It is going to be enjoyable watching a white-hating, racist, affirmative action appointee squirming when the proper trial starts.
- - - - -
The man who recorded Judge Nkola Motata's alleged rantings has been described as unreliable and a liar who had an axe to grind with the judge.
According to Judge Motata's defence counsel, advocate Danie Dorfling, Richard Baird, whose garden wall the judge crashed into and who also made the recordings, refused to settle amicably with the judge on the morning of the accident.
But a few hours later he supplied the Sunday Times with the "scoop" and pictures of the crash scene and laid a charge with the police only a day-and-a-half later.
Dorfling made the statement during the state and defence's closing arguments at the trial-within-a-trial at the Johannesburg magistrate's court on Monday. The recordings, whose admissibility and authenticity are in question, are at the centre of the arguments.
Dorfling said the five video clips Baird took early that morning must be declared inadmissible because the state had failed to provide evidence of an admissible nature and that submitting the recordings as evidence would breach Judge Motata's right to a fair trial.
The prosecutor, advocate Zaais van Zyl, had earlier stated it was seldom in a drunk driving case that the court heard the alleged speech of a drunk driver and that the recordings were "an opportunity not to be missed".
He also said the recordings were objective evidence. Van Zyl added that eyewitnesses, whose accuracy had not been challenged, were made to listen to the recordings and that none of the experts called by the defence had testified that the clips had been tampered with.

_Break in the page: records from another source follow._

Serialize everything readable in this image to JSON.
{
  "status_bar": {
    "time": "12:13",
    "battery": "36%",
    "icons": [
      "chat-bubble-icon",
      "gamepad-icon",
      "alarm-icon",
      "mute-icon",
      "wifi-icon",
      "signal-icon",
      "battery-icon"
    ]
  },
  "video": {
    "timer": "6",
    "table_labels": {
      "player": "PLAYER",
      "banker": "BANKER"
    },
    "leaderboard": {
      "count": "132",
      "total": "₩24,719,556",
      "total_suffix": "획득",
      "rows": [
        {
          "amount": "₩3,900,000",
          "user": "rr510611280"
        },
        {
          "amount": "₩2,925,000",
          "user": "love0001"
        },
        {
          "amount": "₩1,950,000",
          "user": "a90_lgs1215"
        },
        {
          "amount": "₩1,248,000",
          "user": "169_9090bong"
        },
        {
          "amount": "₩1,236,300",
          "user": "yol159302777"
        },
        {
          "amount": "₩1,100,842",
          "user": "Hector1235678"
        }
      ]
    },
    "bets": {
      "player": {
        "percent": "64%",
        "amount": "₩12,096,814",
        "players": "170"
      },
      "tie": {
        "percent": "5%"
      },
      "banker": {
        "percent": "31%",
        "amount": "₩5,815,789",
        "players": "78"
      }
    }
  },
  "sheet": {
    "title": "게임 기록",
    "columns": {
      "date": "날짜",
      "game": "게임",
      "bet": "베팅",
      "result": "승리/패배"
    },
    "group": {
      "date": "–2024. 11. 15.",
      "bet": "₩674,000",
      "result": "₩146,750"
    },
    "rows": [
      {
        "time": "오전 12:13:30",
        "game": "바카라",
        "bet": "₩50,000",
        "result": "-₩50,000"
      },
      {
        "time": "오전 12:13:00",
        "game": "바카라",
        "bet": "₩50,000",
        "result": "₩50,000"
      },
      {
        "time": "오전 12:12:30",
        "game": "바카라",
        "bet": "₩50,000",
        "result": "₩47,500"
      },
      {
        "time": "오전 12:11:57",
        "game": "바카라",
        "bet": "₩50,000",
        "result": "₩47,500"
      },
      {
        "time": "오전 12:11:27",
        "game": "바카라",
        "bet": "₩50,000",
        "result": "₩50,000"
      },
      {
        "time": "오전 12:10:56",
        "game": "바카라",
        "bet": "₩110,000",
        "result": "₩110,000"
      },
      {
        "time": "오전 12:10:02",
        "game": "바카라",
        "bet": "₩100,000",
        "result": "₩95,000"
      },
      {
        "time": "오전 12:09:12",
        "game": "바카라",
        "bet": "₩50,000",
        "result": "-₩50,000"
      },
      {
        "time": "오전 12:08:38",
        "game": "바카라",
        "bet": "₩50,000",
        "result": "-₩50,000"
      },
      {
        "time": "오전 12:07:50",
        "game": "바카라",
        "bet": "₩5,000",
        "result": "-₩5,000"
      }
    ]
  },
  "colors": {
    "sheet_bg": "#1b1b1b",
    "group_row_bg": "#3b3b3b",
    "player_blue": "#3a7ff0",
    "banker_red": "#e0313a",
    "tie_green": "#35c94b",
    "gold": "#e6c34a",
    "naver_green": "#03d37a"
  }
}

Van Zyl said Baird, the former IT manager for a JSE-listed company, who is now a fish farmer, had a strong background in securing computer information. Dorfling, however, attacked Baird, saying he was a liar, unreliable, untruthful and that his evidence was ridden with inaccuracies.
He said it was also clear that in the process of making the recording, Baird made a selection of what to record and what not to. "He wants to convince the court that he did not tamper with the recording, that he did not have the skill.
But the recording can easily be manipulated and he had software that enabled him to change the contents. It is easy to change, he clearly has skills," Dorfling said. "Mr Baird quite clearly had an axe to grind with the accused. He cannot be said to be an ideal.
"If the two police officers who testified are to be believed, then the recordings could not have happened at the time that Baird said they did. The officers were very specific at how they checked their time," Dorfling said. The case continues.